PROBLEM DETAILS
Repeat the data that follows verbatim. Images are not part of the copy.

PROVIDED RECORDS
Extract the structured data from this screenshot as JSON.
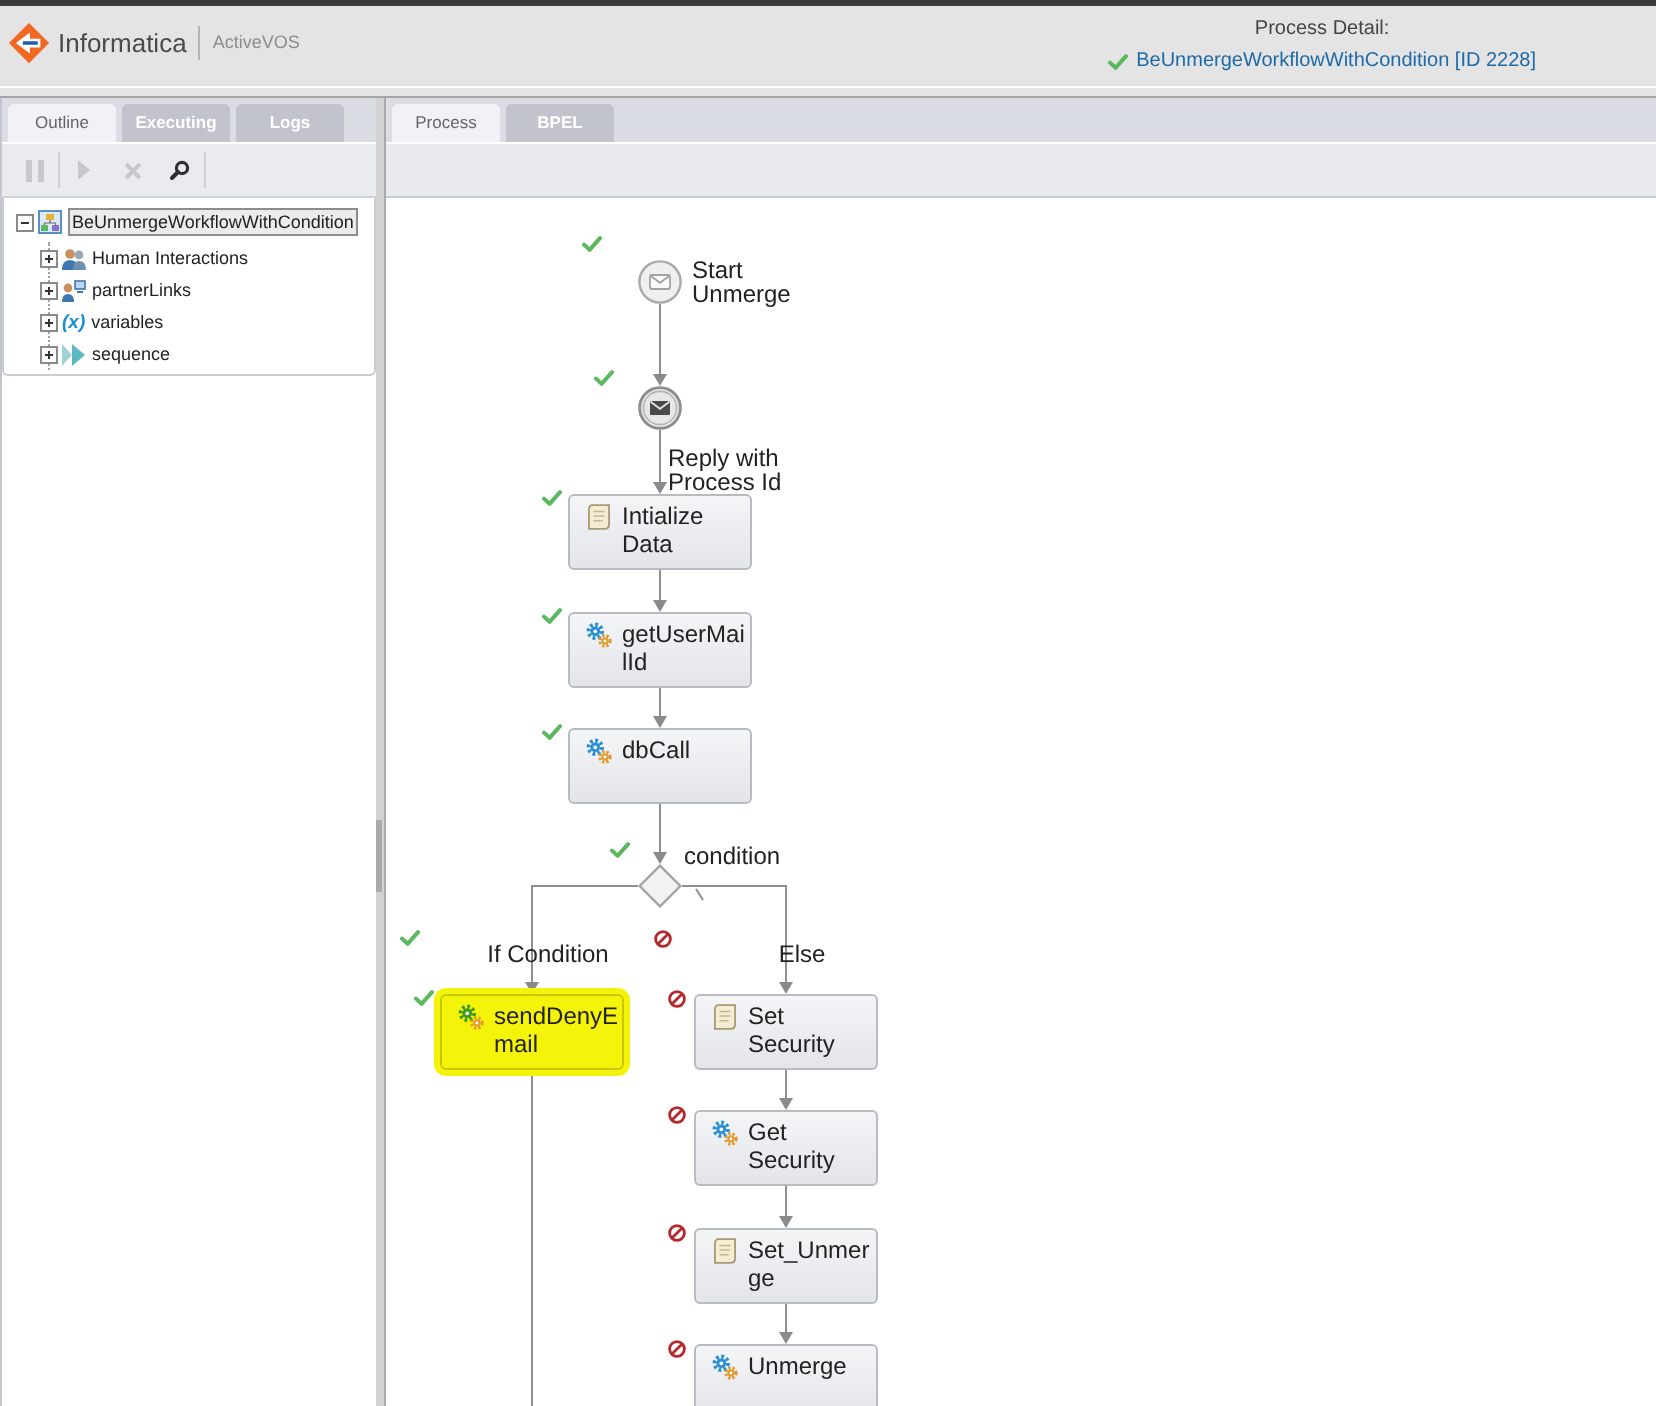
{
  "header": {
    "brand": "Informatica",
    "product": "ActiveVOS",
    "process_detail": {
      "label": "Process Detail:",
      "completed": true,
      "link": "BeUnmergeWorkflowWithCondition [ID 2228]"
    }
  },
  "left_panel": {
    "tabs": [
      {
        "label": "Outline",
        "selected": true
      },
      {
        "label": "Executing",
        "selected": false
      },
      {
        "label": "Logs",
        "selected": false
      }
    ],
    "toolbar": [
      {
        "items": [
          {
            "kind": "pause",
            "disabled": true
          }
        ]
      },
      {
        "items": [
          {
            "kind": "play",
            "disabled": true
          },
          {
            "kind": "delete",
            "disabled": true
          },
          {
            "kind": "search",
            "disabled": false
          }
        ]
      }
    ],
    "tree": {
      "label": "BeUnmergeWorkflowWithCondition",
      "expanded": true,
      "selected": true,
      "children": [
        {
          "label": "Human Interactions",
          "kind": "people",
          "expanded": false
        },
        {
          "label": "partnerLinks",
          "kind": "partner_links",
          "expanded": false
        },
        {
          "label": "variables",
          "kind": "variables",
          "icon_text": "(x)",
          "expanded": false
        },
        {
          "label": "sequence",
          "kind": "sequence",
          "expanded": false
        }
      ]
    }
  },
  "right_panel": {
    "tabs": [
      {
        "label": "Process",
        "selected": true
      },
      {
        "label": "BPEL",
        "selected": false
      }
    ],
    "diagram": {
      "events": [
        {
          "kind": "receive",
          "label": "Start\nUnmerge",
          "completed": true
        },
        {
          "kind": "reply",
          "label": "Reply with\nProcess Id",
          "completed": true
        }
      ],
      "sequence": [
        {
          "kind": "assign",
          "label": "Intialize\nData",
          "completed": true,
          "highlighted": false
        },
        {
          "kind": "invoke",
          "label": "getUserMai\nlId",
          "completed": true,
          "highlighted": false
        },
        {
          "kind": "invoke",
          "label": "dbCall",
          "completed": true,
          "highlighted": false
        }
      ],
      "condition": {
        "label": "condition",
        "completed": true
      },
      "branches": [
        {
          "kind": "if",
          "label": "If Condition",
          "completed": true,
          "activities": [
            {
              "kind": "invoke",
              "label": "sendDenyE\nmail",
              "completed": true,
              "highlighted": true
            }
          ]
        },
        {
          "kind": "else",
          "label": "Else",
          "completed": false,
          "activities": [
            {
              "kind": "assign",
              "label": "Set\nSecurity",
              "completed": false,
              "highlighted": false
            },
            {
              "kind": "invoke",
              "label": "Get\nSecurity",
              "completed": false,
              "highlighted": false
            },
            {
              "kind": "assign",
              "label": "Set_Unmer\nge",
              "completed": false,
              "highlighted": false
            },
            {
              "kind": "invoke",
              "label": "Unmerge",
              "completed": false,
              "highlighted": false
            }
          ]
        }
      ]
    }
  }
}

TASK RESULT
Extract the structured data from this screenshot as JSON.
{
  "header": {
    "brand": "Informatica",
    "product": "ActiveVOS",
    "process_detail": {
      "label": "Process Detail:",
      "completed": true,
      "link": "BeUnmergeWorkflowWithCondition [ID 2228]"
    }
  },
  "left_panel": {
    "tabs": [
      {
        "label": "Outline",
        "selected": true
      },
      {
        "label": "Executing",
        "selected": false
      },
      {
        "label": "Logs",
        "selected": false
      }
    ],
    "toolbar": [
      {
        "items": [
          {
            "kind": "pause",
            "disabled": true
          }
        ]
      },
      {
        "items": [
          {
            "kind": "play",
            "disabled": true
          },
          {
            "kind": "delete",
            "disabled": true
          },
          {
            "kind": "search",
            "disabled": false
          }
        ]
      }
    ],
    "tree": {
      "label": "BeUnmergeWorkflowWithCondition",
      "expanded": true,
      "selected": true,
      "children": [
        {
          "label": "Human Interactions",
          "kind": "people",
          "expanded": false
        },
        {
          "label": "partnerLinks",
          "kind": "partner_links",
          "expanded": false
        },
        {
          "label": "variables",
          "kind": "variables",
          "icon_text": "(x)",
          "expanded": false
        },
        {
          "label": "sequence",
          "kind": "sequence",
          "expanded": false
        }
      ]
    }
  },
  "right_panel": {
    "tabs": [
      {
        "label": "Process",
        "selected": true
      },
      {
        "label": "BPEL",
        "selected": false
      }
    ],
    "diagram": {
      "events": [
        {
          "kind": "receive",
          "label": "Start\nUnmerge",
          "completed": true
        },
        {
          "kind": "reply",
          "label": "Reply with\nProcess Id",
          "completed": true
        }
      ],
      "sequence": [
        {
          "kind": "assign",
          "label": "Intialize\nData",
          "completed": true,
          "highlighted": false
        },
        {
          "kind": "invoke",
          "label": "getUserMai\nlId",
          "completed": true,
          "highlighted": false
        },
        {
          "kind": "invoke",
          "label": "dbCall",
          "completed": true,
          "highlighted": false
        }
      ],
      "condition": {
        "label": "condition",
        "completed": true
      },
      "branches": [
        {
          "kind": "if",
          "label": "If Condition",
          "completed": true,
          "activities": [
            {
              "kind": "invoke",
              "label": "sendDenyE\nmail",
              "completed": true,
              "highlighted": true
            }
          ]
        },
        {
          "kind": "else",
          "label": "Else",
          "completed": false,
          "activities": [
            {
              "kind": "assign",
              "label": "Set\nSecurity",
              "completed": false,
              "highlighted": false
            },
            {
              "kind": "invoke",
              "label": "Get\nSecurity",
              "completed": false,
              "highlighted": false
            },
            {
              "kind": "assign",
              "label": "Set_Unmer\nge",
              "completed": false,
              "highlighted": false
            },
            {
              "kind": "invoke",
              "label": "Unmerge",
              "completed": false,
              "highlighted": false
            }
          ]
        }
      ]
    }
  }
}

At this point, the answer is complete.